Gracie started brainstorming immediately after finding out about the competition. She pitched the Council with one of the recipes she served on the Food Network, modifying it by replacing the recipe’s marinara sauce with Alfredo sauce, as the competition calls for dairy-based recipes.
One of those components, which provides a secondary dash of dairy, could be called the “secret sauce” — yogurt.
“It made it a little creamier, and yogurt has that tart kind of a bite,” Juliana says. “It plays very nicely.”
Katelyn also helps with the Alfredo sauce. “We put a lot of work into it and practice and tasting, making sure it’s real smooth,’’ she says. “And, we have a lot of back-up plans, in case it’s not perfect.”
Lindsey’s job is the lemon ricotta filling, which she says she makes with ricotta cheese (still more dairy), zested lemon, salt and black pepper.
“We mix it all up and put it (on the noodles) and roll it all up,” she says.
Madison is responsible for the roasted pepper sun-dried tomato, which is blended with pesto, baby spinach, parsley and olive oil before being incorporated into the lasagna noodles.
“It’s very delicious,” says Madison, who is dubbed the “Pesto Queen” by her teacher.
Lindsey and Madison both say that since joining the Gridiron Challenge team, they have taken a greater interest in cooking and now make more dishes around their homes.
“I really enjoy doing the cooking,” Lindsey says. “But, I think it all started with this competition.”
The team has been practicing for three months now, sometimes at home, other times at school, where they push three desks together and set up their stations.
Moscarelli, a STEM (Science, Technology, Engineering & Math) teacher who has all four girls in two separate math and science classes at Quail Hollow, says she has enjoyed watching them work together in preparation for the upcoming competition, not to mention all the taste-testing she has been able to indulge in.
“It’s nice to see them use their critical thinking skills, communication skills and teamwork in everyday life,” she says. “And, the recipe is delicious.”
The girls are all friends and have each brought their own special talents to the cooking table — with a mix of brainstorming and experimentation.
“They started to talk about it at lunch,” Moscarelli says, “and they would say, ‘Ooh, what if we added this to the recipe?,’ and then would go home and try different things and alter the ingredients.

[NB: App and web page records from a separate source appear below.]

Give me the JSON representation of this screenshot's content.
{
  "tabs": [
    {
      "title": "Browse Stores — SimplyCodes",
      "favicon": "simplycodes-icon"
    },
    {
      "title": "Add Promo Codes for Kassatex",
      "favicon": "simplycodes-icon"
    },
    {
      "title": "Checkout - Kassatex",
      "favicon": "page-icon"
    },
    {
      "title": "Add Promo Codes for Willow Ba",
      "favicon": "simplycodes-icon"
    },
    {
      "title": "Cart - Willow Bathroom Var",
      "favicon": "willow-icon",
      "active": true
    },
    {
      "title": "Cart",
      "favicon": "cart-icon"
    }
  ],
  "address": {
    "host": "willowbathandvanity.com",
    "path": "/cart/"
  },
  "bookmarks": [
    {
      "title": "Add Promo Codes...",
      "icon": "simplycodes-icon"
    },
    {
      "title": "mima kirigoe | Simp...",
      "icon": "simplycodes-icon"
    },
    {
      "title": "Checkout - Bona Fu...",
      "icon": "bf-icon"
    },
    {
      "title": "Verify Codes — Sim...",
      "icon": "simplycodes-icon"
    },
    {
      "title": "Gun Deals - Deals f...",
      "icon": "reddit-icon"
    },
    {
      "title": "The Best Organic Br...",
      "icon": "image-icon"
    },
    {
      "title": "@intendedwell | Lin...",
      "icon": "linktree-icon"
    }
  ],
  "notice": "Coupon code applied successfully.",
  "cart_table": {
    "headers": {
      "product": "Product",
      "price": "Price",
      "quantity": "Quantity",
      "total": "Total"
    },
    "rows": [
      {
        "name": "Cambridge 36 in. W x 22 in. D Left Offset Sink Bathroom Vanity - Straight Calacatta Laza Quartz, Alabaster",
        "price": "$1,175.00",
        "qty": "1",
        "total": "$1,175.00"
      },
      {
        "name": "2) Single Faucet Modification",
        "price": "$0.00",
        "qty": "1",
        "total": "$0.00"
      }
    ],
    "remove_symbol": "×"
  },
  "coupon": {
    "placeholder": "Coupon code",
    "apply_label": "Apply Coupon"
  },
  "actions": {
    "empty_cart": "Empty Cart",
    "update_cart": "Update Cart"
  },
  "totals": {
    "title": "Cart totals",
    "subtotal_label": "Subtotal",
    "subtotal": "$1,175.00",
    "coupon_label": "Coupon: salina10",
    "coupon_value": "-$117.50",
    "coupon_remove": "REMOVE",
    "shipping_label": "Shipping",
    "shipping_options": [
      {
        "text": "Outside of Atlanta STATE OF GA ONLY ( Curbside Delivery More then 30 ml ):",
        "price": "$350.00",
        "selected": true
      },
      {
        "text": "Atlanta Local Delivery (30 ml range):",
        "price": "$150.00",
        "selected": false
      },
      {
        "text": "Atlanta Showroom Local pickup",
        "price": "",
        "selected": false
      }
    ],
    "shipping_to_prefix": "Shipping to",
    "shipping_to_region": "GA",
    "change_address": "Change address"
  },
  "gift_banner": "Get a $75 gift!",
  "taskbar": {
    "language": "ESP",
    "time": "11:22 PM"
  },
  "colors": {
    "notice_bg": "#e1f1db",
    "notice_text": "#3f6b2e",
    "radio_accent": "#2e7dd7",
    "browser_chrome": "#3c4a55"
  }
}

They all jumped right in.”
The recipe is finalized, and the team is now working on the little things, like plating and timing. They will have to plate and present four dishes for the judges, and also are responsible for producing 50 samples for the audience.
The girls are confident they will do well and deliver a hit at the Gridiron Challenge. The delicious kind.

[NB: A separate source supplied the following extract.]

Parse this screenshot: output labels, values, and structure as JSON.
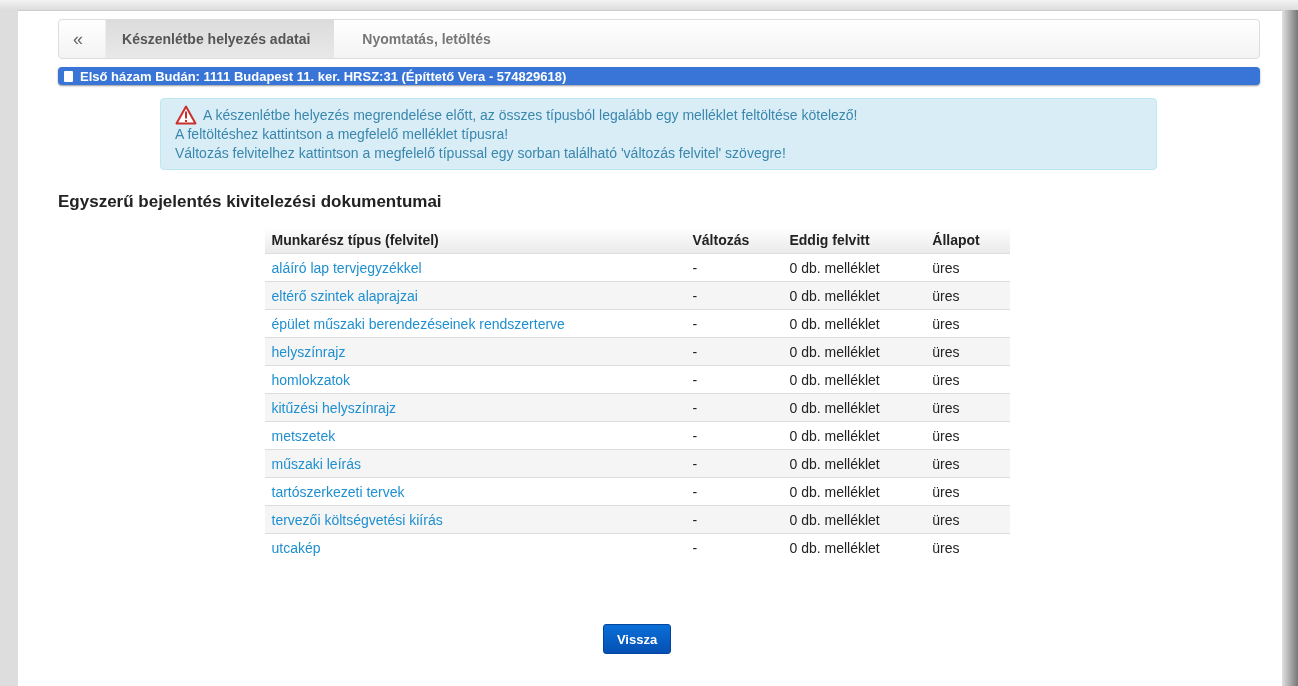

“We have been working hard,” Madison said. “It will be good.”